[[ DATA SHOWN, beginning ]]

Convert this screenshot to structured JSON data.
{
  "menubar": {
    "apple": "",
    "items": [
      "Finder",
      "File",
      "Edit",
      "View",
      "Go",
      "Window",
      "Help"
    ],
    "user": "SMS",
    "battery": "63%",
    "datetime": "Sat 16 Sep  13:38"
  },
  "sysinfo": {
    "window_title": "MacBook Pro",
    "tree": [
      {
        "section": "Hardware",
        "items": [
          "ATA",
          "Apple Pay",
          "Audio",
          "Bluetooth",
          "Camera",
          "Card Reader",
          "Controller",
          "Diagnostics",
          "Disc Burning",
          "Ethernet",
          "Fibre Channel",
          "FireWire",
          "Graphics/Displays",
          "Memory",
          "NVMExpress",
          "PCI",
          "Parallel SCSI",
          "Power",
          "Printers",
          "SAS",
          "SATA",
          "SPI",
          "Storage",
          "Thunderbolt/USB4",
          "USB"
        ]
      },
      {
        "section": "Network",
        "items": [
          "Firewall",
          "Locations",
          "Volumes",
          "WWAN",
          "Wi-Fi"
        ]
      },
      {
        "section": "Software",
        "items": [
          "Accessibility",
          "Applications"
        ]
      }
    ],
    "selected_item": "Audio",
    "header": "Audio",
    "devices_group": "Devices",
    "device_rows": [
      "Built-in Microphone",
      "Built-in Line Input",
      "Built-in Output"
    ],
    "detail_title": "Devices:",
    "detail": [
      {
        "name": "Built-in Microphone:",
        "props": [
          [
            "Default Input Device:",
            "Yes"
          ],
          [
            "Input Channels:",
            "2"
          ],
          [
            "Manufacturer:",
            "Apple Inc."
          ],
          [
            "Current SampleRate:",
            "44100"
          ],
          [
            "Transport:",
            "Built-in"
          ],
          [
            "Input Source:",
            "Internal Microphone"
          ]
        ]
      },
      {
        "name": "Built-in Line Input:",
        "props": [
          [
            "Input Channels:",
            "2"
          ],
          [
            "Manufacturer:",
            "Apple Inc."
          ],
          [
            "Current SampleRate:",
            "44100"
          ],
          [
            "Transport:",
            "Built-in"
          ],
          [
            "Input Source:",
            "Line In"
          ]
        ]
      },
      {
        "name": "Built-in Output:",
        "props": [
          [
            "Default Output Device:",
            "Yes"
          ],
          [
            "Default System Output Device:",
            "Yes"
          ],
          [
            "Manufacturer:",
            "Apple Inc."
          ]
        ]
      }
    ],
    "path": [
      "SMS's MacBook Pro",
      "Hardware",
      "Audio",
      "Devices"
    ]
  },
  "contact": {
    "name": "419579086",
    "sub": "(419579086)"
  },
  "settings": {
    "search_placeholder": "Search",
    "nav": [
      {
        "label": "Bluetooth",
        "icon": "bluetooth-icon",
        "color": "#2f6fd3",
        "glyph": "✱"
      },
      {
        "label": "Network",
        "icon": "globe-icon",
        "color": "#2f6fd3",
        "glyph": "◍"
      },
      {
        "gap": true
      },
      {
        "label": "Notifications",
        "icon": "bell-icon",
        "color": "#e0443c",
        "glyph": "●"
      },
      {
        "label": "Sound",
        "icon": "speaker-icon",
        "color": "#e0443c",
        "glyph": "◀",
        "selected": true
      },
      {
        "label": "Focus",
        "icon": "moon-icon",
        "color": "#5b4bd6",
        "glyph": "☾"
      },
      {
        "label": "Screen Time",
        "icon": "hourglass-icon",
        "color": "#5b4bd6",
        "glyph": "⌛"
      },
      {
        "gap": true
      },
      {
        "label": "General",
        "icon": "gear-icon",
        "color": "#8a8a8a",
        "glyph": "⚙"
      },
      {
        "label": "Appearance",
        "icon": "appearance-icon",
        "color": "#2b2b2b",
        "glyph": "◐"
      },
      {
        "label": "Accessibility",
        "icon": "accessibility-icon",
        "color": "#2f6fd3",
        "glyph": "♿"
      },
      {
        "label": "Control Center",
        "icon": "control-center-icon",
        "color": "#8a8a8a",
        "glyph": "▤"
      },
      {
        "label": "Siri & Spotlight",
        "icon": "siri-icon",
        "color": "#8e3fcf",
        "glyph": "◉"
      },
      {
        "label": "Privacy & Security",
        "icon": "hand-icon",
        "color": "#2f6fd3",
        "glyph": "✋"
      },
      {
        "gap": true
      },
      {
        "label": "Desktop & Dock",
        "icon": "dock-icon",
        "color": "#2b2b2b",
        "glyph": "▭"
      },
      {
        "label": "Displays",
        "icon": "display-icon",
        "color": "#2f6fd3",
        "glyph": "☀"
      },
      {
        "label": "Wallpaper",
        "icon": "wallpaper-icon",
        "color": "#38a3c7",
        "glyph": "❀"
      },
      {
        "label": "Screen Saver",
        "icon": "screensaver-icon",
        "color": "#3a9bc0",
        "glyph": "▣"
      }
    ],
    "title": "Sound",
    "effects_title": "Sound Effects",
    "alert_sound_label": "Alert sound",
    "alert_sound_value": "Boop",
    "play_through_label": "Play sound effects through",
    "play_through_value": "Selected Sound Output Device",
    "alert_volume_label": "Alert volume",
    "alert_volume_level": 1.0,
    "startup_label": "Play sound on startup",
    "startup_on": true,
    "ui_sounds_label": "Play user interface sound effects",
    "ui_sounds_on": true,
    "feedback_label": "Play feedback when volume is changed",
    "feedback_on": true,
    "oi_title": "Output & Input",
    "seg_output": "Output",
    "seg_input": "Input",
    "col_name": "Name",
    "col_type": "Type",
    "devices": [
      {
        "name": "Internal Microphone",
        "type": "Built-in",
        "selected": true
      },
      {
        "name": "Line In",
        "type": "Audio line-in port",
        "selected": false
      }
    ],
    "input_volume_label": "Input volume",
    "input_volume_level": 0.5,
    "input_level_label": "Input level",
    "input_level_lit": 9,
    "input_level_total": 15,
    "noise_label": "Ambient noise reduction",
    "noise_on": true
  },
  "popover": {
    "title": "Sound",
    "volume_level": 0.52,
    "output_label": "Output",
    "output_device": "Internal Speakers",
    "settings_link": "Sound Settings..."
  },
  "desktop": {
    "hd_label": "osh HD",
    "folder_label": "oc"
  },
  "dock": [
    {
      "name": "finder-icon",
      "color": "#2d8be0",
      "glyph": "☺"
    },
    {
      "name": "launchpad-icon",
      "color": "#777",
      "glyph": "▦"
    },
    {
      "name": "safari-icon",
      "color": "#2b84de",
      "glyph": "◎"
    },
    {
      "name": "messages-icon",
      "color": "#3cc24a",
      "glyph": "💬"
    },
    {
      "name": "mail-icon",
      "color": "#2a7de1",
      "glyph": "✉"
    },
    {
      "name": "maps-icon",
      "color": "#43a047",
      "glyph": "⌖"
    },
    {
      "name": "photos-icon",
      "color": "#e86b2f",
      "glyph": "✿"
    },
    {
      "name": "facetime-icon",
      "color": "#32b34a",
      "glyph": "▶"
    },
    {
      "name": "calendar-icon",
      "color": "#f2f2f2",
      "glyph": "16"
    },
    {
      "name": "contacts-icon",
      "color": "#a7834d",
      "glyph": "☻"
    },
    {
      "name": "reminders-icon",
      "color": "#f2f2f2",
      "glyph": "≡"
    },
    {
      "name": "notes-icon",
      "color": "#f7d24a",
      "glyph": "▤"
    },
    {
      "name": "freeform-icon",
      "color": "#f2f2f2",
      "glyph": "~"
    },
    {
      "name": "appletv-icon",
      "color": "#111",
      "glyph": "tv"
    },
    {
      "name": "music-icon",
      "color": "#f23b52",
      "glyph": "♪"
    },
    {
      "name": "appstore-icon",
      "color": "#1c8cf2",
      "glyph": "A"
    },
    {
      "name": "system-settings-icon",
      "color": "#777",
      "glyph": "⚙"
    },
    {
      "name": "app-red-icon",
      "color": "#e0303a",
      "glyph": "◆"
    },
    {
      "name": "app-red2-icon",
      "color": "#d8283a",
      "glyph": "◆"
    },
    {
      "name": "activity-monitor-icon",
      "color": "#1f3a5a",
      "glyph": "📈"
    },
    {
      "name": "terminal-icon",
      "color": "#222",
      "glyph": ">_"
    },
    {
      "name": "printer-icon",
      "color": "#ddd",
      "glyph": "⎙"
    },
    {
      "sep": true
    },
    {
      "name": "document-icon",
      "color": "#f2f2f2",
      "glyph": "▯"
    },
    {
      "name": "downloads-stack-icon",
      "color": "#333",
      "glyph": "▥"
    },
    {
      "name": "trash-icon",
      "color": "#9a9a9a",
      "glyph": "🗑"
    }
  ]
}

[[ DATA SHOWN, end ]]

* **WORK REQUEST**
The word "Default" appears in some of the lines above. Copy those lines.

* **EXERCISE OUTPUT**
            "Default Input Device:",
            "Default Output Device:",
            "Default System Output Device:",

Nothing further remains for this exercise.